I won’t go in to too much detail here since this is coveredextensivelyelsewhere. Just make sure your collar is snug, your unbuttoned sleeves reach your first thumb joint, the yoke sits on your shoulders, and the overall silhouette follows your own without pulling during movement or sitting. Know your measurements. Take some time to find a maker that fits your body. Unlike shoes and blazers, high quality construction and materials are not as imperative; find a good fit, stay away from synthetics and factor in the cost of alterations if need be. Brooks Brothers shirts are a classic and often on sale. Many seem to have good luck with Charles Tyrwhitt, Land’s End, and TM Lewin, although I personally do not have experience with these makers. Consider going the made-to-measure route if you have a hard-to-fit body type or are obsessive about details; I highly recommend both Ratio and Proper Cloth (refer to my previous posts for more information).
2. Know your collar styles, and ignore most of them.
Most men don’t think about collar styles when dressing or shopping, but they play a large role in the presentation of your face (which is hopefully what people are focusing on). There are lots of styles out there, but you only really need to know two: the button down point collar and the spread (or semi-spread). They both have their place in the American coporate setting; the button-down works beautifully with more casual fabrics and the spread is a great backdrop for ties and jackets. Avoid shirts with the following collar terms: club, point (non-button down), cutaway, wing, and anything with the word “mini.” These collars are not bad, per se, but they will not lend themselves to building an accessible and versatile introductory wardrobe. Shoot for 2.75-3.5” point lengths, with 4-5.5” spread for the spread collars and around 3” for the button downs (these number may not always be available but they provide a good point of reference). Find what flatters you the most and stick with it. Make sure that the spread collar is wide enough and spread-y enough to tuck neatly under your jacket (in other words, avoid this).

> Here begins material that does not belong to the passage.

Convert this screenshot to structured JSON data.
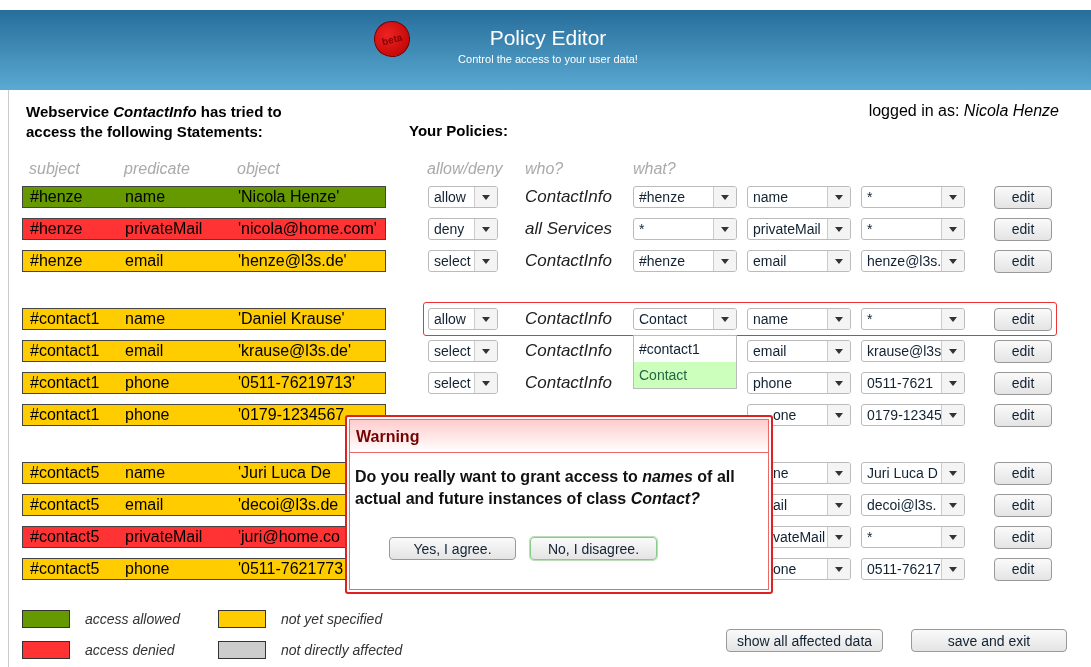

3a. Follow the one-color rule.
Getting crazy with colors can be cool, but is by no means a necessity for dressing well. I personally follow the one-color rule: all my dress shirts are either comprised of one solid color or a pattern with one color (besides white). I’m always amazed at how many men wear shirts with furious, colorful checks and stripes to the office. Tone it down. Following this rule is not limiting; beyond solids there are various stripes, graph checks and ginghams, to name just a few.
3b. Avoid dark and oversaturated colors.
Nothing says “I got all my shirts at Express” like wearing cyan, tangerine, emerald or heliotrope (look it up) shirts. Avoid black shirts unless you’re Johnny Cash.
4. Hide your underwear.
Undershirts are a personal choice, but just remember that showing them is only a few steps above showing your briefs. If you have always worn one (like many in my generation), try going without. You may find that it really wasn’t doing anything for you in the first place. If you do want to wear one, spring for a V-neck if you want to go tie-less and consider gray instead of white to avoid them showing through.
5. Make a list and stock up.
There will be many variants in what your shirt wardrobe could entail because ‘business casual’ is such a vague term. Some may focus more on rugged fabrics and button-down collars, while other will spring for spread collars and ties. Assess your own needs and go from there. Here’s a list of what I see as my ideal shirt wardrobe:
Broadcloth, twill or pinpoint with spread or semi-spread collar
2x white (one barrel cuff, one french cuff)
2x pale/light blue (two different shades)
1x pale pink
1x blue/white candy stripe
1x graph check
2x blue/white gingham (different shades and check sizes)
Oxford cloth, button-down collar
1x blue/white stripe
TOTAL: 15 shirts. 3 week’s worth. Endless combinations and hardly boring or repetitive. Once the basics are covered, feel free to start experimenting with more fabrics, patterns, and collar styles. As long as you have a core of well-fitting, versatile shirts, you’ll never be stumped when getting dressed in the morning.
There rest of the Business Casual Basics series can be found here.